[[ Source information, beginning ]]
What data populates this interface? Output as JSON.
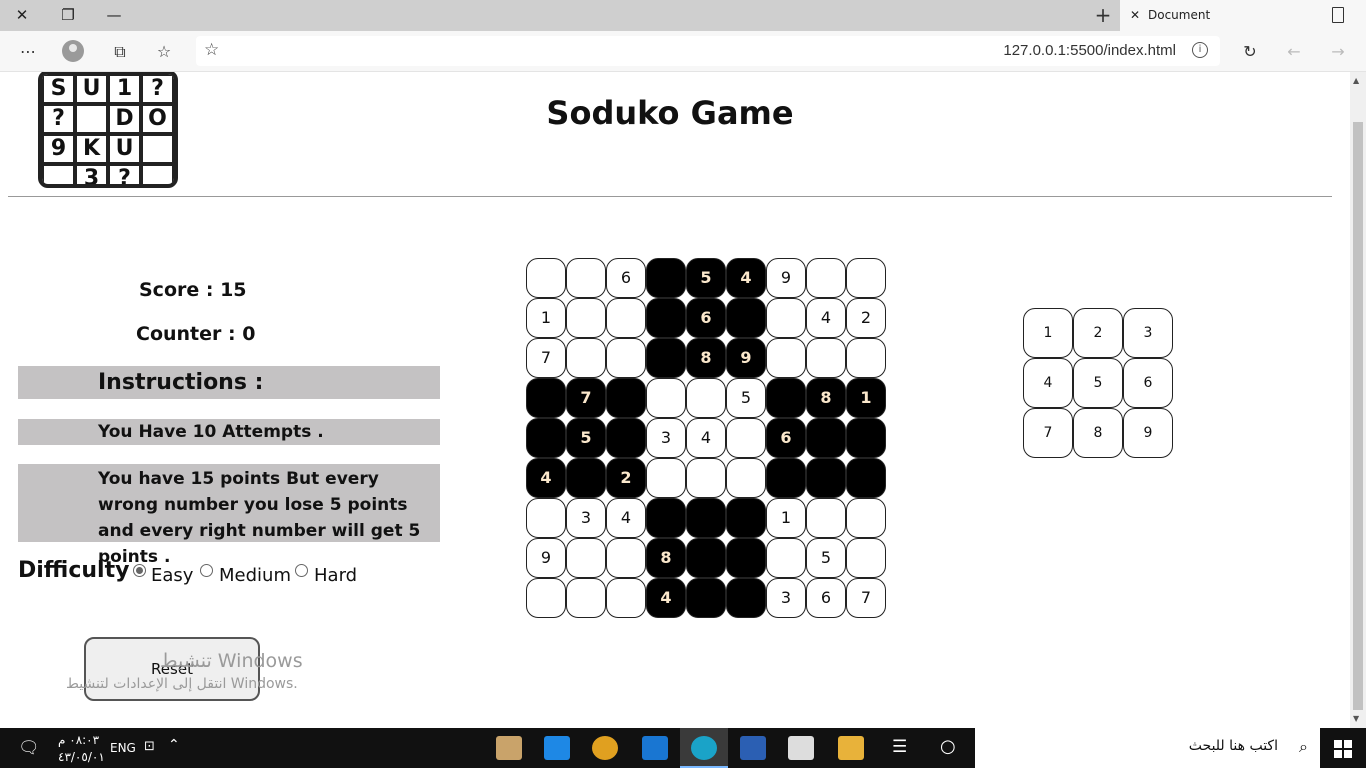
{
  "browser": {
    "tab_title": "Document",
    "url": "127.0.0.1:5500/index.html"
  },
  "page": {
    "logo_letters": [
      "S",
      "U",
      "1",
      "?",
      "?",
      "",
      "D",
      "O",
      "9",
      "K",
      "U",
      "",
      "",
      "3",
      "?",
      ""
    ],
    "title": "Soduko Game",
    "score_label": "Score : 15",
    "counter_label": "Counter : 0",
    "instructions_heading": "Instructions :",
    "attempts_text": "You Have 10 Attempts .",
    "rules_text": "You have 15 points But every wrong number you lose 5 points and every right number will get 5 points .",
    "difficulty_label": "Difficulty",
    "difficulty_options": [
      {
        "label": "Easy",
        "selected": true
      },
      {
        "label": "Medium",
        "selected": false
      },
      {
        "label": "Hard",
        "selected": false
      }
    ],
    "reset_label": "Reset",
    "board": [
      [
        "",
        "",
        "6",
        "#",
        "#5",
        "#4",
        "9",
        "",
        ""
      ],
      [
        "1",
        "",
        "",
        "#",
        "#6",
        "#",
        "",
        "4",
        "2"
      ],
      [
        "7",
        "",
        "",
        "#",
        "#8",
        "#9",
        "",
        "",
        ""
      ],
      [
        "#",
        "#7",
        "#",
        "",
        "",
        "5",
        "#",
        "#8",
        "#1"
      ],
      [
        "#",
        "#5",
        "#",
        "3",
        "4",
        "",
        "#6",
        "#",
        "#"
      ],
      [
        "#4",
        "#",
        "#2",
        "",
        "",
        "",
        "#",
        "#",
        "#"
      ],
      [
        "",
        "3",
        "4",
        "#",
        "#",
        "#",
        "1",
        "",
        ""
      ],
      [
        "9",
        "",
        "",
        "#8",
        "#",
        "#",
        "",
        "5",
        ""
      ],
      [
        "",
        "",
        "",
        "#4",
        "#",
        "#",
        "3",
        "6",
        "7"
      ]
    ],
    "number_pad": [
      "1",
      "2",
      "3",
      "4",
      "5",
      "6",
      "7",
      "8",
      "9"
    ]
  },
  "watermark": {
    "line1": "تنشيط Windows",
    "line2": "انتقل إلى الإعدادات لتنشيط Windows."
  },
  "taskbar": {
    "search_placeholder": "اكتب هنا للبحث",
    "language": "ENG",
    "time": "٠٨:٠٣ م",
    "date": "٤٣/٠٥/٠١"
  }
}
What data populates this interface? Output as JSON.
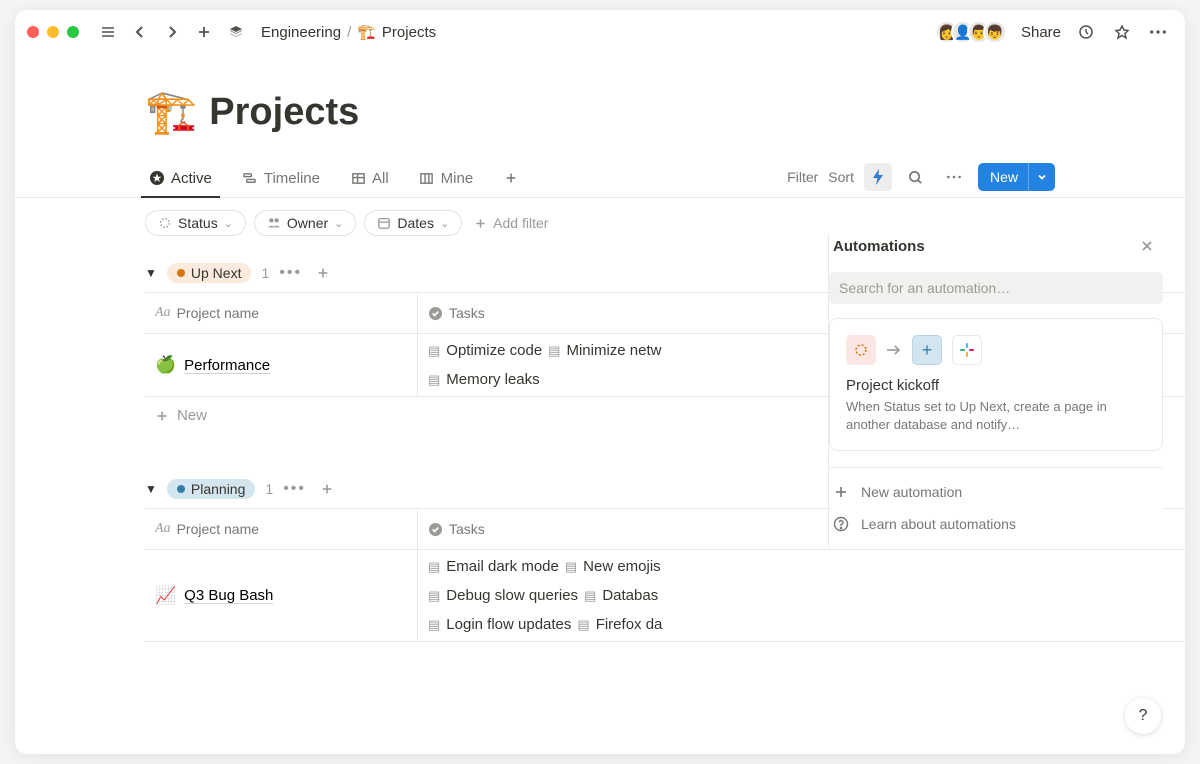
{
  "breadcrumb": {
    "root": "Engineering",
    "page": "Projects",
    "page_icon": "🏗️"
  },
  "topbar": {
    "share": "Share"
  },
  "title": {
    "icon": "🏗️",
    "text": "Projects"
  },
  "tabs": [
    {
      "label": "Active",
      "icon": "star"
    },
    {
      "label": "Timeline",
      "icon": "timeline"
    },
    {
      "label": "All",
      "icon": "table"
    },
    {
      "label": "Mine",
      "icon": "board"
    }
  ],
  "view_controls": {
    "filter": "Filter",
    "sort": "Sort",
    "new_btn": "New"
  },
  "filters": {
    "status": "Status",
    "owner": "Owner",
    "dates": "Dates",
    "add": "Add filter"
  },
  "columns": {
    "name": "Project name",
    "tasks": "Tasks"
  },
  "new_row": "New",
  "groups": [
    {
      "name": "Up Next",
      "count": "1",
      "color": "orange",
      "rows": [
        {
          "icon": "🍏",
          "name": "Performance",
          "tasks": [
            "Optimize code",
            "Minimize netw",
            "Memory leaks"
          ]
        }
      ]
    },
    {
      "name": "Planning",
      "count": "1",
      "color": "blue",
      "rows": [
        {
          "icon": "📈",
          "name": "Q3 Bug Bash",
          "tasks": [
            "Email dark mode",
            "New emojis",
            "Debug slow queries",
            "Databas",
            "Login flow updates",
            "Firefox da"
          ]
        }
      ]
    }
  ],
  "automations": {
    "title": "Automations",
    "search_placeholder": "Search for an automation…",
    "card": {
      "title": "Project kickoff",
      "desc": "When Status set to Up Next, create a page in another database and notify…"
    },
    "new": "New automation",
    "learn": "Learn about automations"
  },
  "help_fab": "?"
}
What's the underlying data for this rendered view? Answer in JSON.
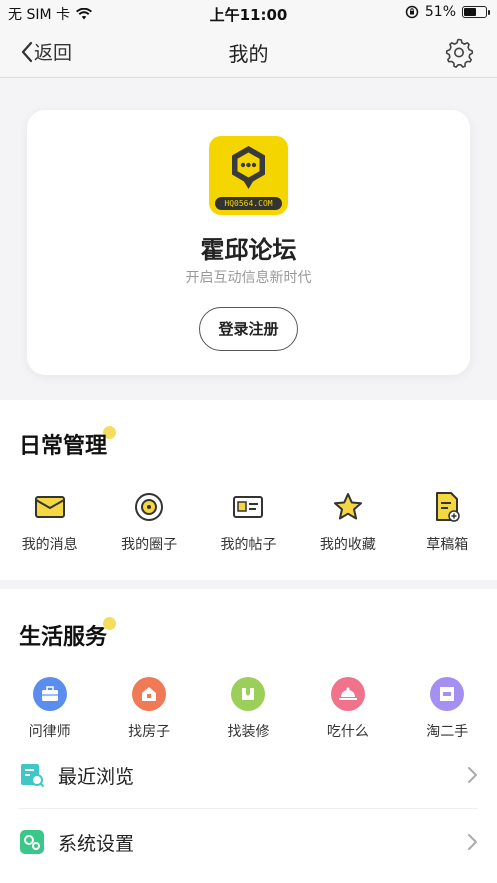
{
  "status_bar": {
    "carrier": "无 SIM 卡",
    "time": "上午11:00",
    "battery_text": "51%",
    "battery_level": 0.51
  },
  "nav": {
    "back_label": "返回",
    "title": "我的"
  },
  "profile": {
    "logo_domain": "HQ0564.COM",
    "app_name": "霍邱论坛",
    "slogan": "开启互动信息新时代",
    "login_button": "登录注册"
  },
  "daily": {
    "title": "日常管理",
    "items": [
      {
        "label": "我的消息",
        "icon": "envelope-icon"
      },
      {
        "label": "我的圈子",
        "icon": "disc-icon"
      },
      {
        "label": "我的帖子",
        "icon": "id-card-icon"
      },
      {
        "label": "我的收藏",
        "icon": "star-icon"
      },
      {
        "label": "草稿箱",
        "icon": "draft-icon"
      }
    ]
  },
  "life": {
    "title": "生活服务",
    "items": [
      {
        "label": "问律师",
        "icon": "briefcase-icon",
        "color": "#5b8def"
      },
      {
        "label": "找房子",
        "icon": "house-icon",
        "color": "#f07a55"
      },
      {
        "label": "找装修",
        "icon": "decor-icon",
        "color": "#9bcf5a"
      },
      {
        "label": "吃什么",
        "icon": "dish-icon",
        "color": "#f0738b"
      },
      {
        "label": "淘二手",
        "icon": "shop-icon",
        "color": "#a58ff0"
      }
    ]
  },
  "rows": [
    {
      "label": "最近浏览",
      "icon": "history-icon",
      "color": "#3fc7c7"
    },
    {
      "label": "系统设置",
      "icon": "settings-icon",
      "color": "#3cc78a"
    }
  ],
  "colors": {
    "accent_yellow": "#f5d500",
    "dot_yellow": "#f5d742"
  }
}
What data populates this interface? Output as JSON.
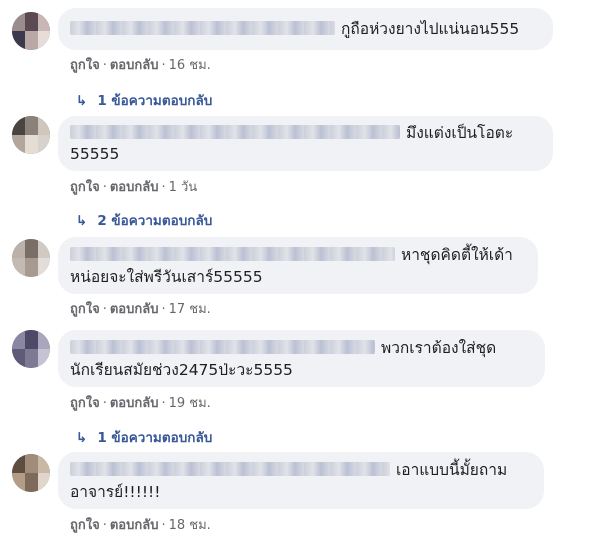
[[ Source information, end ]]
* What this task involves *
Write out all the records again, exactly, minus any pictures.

* Your response *
What data populates this interface? Output as JSON.
{
  "browser": {
    "tab_title": "Document",
    "url": "127.0.0.1:5500/index.html"
  },
  "page": {
    "logo_letters": [
      "S",
      "U",
      "1",
      "?",
      "?",
      "",
      "D",
      "O",
      "9",
      "K",
      "U",
      "",
      "",
      "3",
      "?",
      ""
    ],
    "title": "Soduko Game",
    "score_label": "Score : 15",
    "counter_label": "Counter : 0",
    "instructions_heading": "Instructions :",
    "attempts_text": "You Have 10 Attempts .",
    "rules_text": "You have 15 points But every wrong number you lose 5 points and every right number will get 5 points .",
    "difficulty_label": "Difficulty",
    "difficulty_options": [
      {
        "label": "Easy",
        "selected": true
      },
      {
        "label": "Medium",
        "selected": false
      },
      {
        "label": "Hard",
        "selected": false
      }
    ],
    "reset_label": "Reset",
    "board": [
      [
        "",
        "",
        "6",
        "#",
        "#5",
        "#4",
        "9",
        "",
        ""
      ],
      [
        "1",
        "",
        "",
        "#",
        "#6",
        "#",
        "",
        "4",
        "2"
      ],
      [
        "7",
        "",
        "",
        "#",
        "#8",
        "#9",
        "",
        "",
        ""
      ],
      [
        "#",
        "#7",
        "#",
        "",
        "",
        "5",
        "#",
        "#8",
        "#1"
      ],
      [
        "#",
        "#5",
        "#",
        "3",
        "4",
        "",
        "#6",
        "#",
        "#"
      ],
      [
        "#4",
        "#",
        "#2",
        "",
        "",
        "",
        "#",
        "#",
        "#"
      ],
      [
        "",
        "3",
        "4",
        "#",
        "#",
        "#",
        "1",
        "",
        ""
      ],
      [
        "9",
        "",
        "",
        "#8",
        "#",
        "#",
        "",
        "5",
        ""
      ],
      [
        "",
        "",
        "",
        "#4",
        "#",
        "#",
        "3",
        "6",
        "7"
      ]
    ],
    "number_pad": [
      "1",
      "2",
      "3",
      "4",
      "5",
      "6",
      "7",
      "8",
      "9"
    ]
  },
  "watermark": {
    "line1": "تنشيط Windows",
    "line2": "انتقل إلى الإعدادات لتنشيط Windows."
  },
  "taskbar": {
    "search_placeholder": "اكتب هنا للبحث",
    "language": "ENG",
    "time": "٠٨:٠٣ م",
    "date": "٤٣/٠٥/٠١"
  }
}
What data populates this interface? Output as JSON.
{
  "breadcrumb": {
    "root": "Engineering",
    "page": "Projects",
    "page_icon": "🏗️"
  },
  "topbar": {
    "share": "Share"
  },
  "title": {
    "icon": "🏗️",
    "text": "Projects"
  },
  "tabs": [
    {
      "label": "Active",
      "icon": "star"
    },
    {
      "label": "Timeline",
      "icon": "timeline"
    },
    {
      "label": "All",
      "icon": "table"
    },
    {
      "label": "Mine",
      "icon": "board"
    }
  ],
  "view_controls": {
    "filter": "Filter",
    "sort": "Sort",
    "new_btn": "New"
  },
  "filters": {
    "status": "Status",
    "owner": "Owner",
    "dates": "Dates",
    "add": "Add filter"
  },
  "columns": {
    "name": "Project name",
    "tasks": "Tasks"
  },
  "new_row": "New",
  "groups": [
    {
      "name": "Up Next",
      "count": "1",
      "color": "orange",
      "rows": [
        {
          "icon": "🍏",
          "name": "Performance",
          "tasks": [
            "Optimize code",
            "Minimize netw",
            "Memory leaks"
          ]
        }
      ]
    },
    {
      "name": "Planning",
      "count": "1",
      "color": "blue",
      "rows": [
        {
          "icon": "📈",
          "name": "Q3 Bug Bash",
          "tasks": [
            "Email dark mode",
            "New emojis",
            "Debug slow queries",
            "Databas",
            "Login flow updates",
            "Firefox da"
          ]
        }
      ]
    }
  ],
  "automations": {
    "title": "Automations",
    "search_placeholder": "Search for an automation…",
    "card": {
      "title": "Project kickoff",
      "desc": "When Status set to Up Next, create a page in another database and notify…"
    },
    "new": "New automation",
    "learn": "Learn about automations"
  },
  "help_fab": "?"
}
What's the underlying data for this rendered view? Answer in JSON.
{
  "status_bar": {
    "carrier": "无 SIM 卡",
    "time": "上午11:00",
    "battery_text": "51%",
    "battery_level": 0.51
  },
  "nav": {
    "back_label": "返回",
    "title": "我的"
  },
  "profile": {
    "logo_domain": "HQ0564.COM",
    "app_name": "霍邱论坛",
    "slogan": "开启互动信息新时代",
    "login_button": "登录注册"
  },
  "daily": {
    "title": "日常管理",
    "items": [
      {
        "label": "我的消息",
        "icon": "envelope-icon"
      },
      {
        "label": "我的圈子",
        "icon": "disc-icon"
      },
      {
        "label": "我的帖子",
        "icon": "id-card-icon"
      },
      {
        "label": "我的收藏",
        "icon": "star-icon"
      },
      {
        "label": "草稿箱",
        "icon": "draft-icon"
      }
    ]
  },
  "life": {
    "title": "生活服务",
    "items": [
      {
        "label": "问律师",
        "icon": "briefcase-icon",
        "color": "#5b8def"
      },
      {
        "label": "找房子",
        "icon": "house-icon",
        "color": "#f07a55"
      },
      {
        "label": "找装修",
        "icon": "decor-icon",
        "color": "#9bcf5a"
      },
      {
        "label": "吃什么",
        "icon": "dish-icon",
        "color": "#f0738b"
      },
      {
        "label": "淘二手",
        "icon": "shop-icon",
        "color": "#a58ff0"
      }
    ]
  },
  "rows": [
    {
      "label": "最近浏览",
      "icon": "history-icon",
      "color": "#3fc7c7"
    },
    {
      "label": "系统设置",
      "icon": "settings-icon",
      "color": "#3cc78a"
    }
  ],
  "colors": {
    "accent_yellow": "#f5d500",
    "dot_yellow": "#f5d742"
  }
}
What data populates this interface? Output as JSON.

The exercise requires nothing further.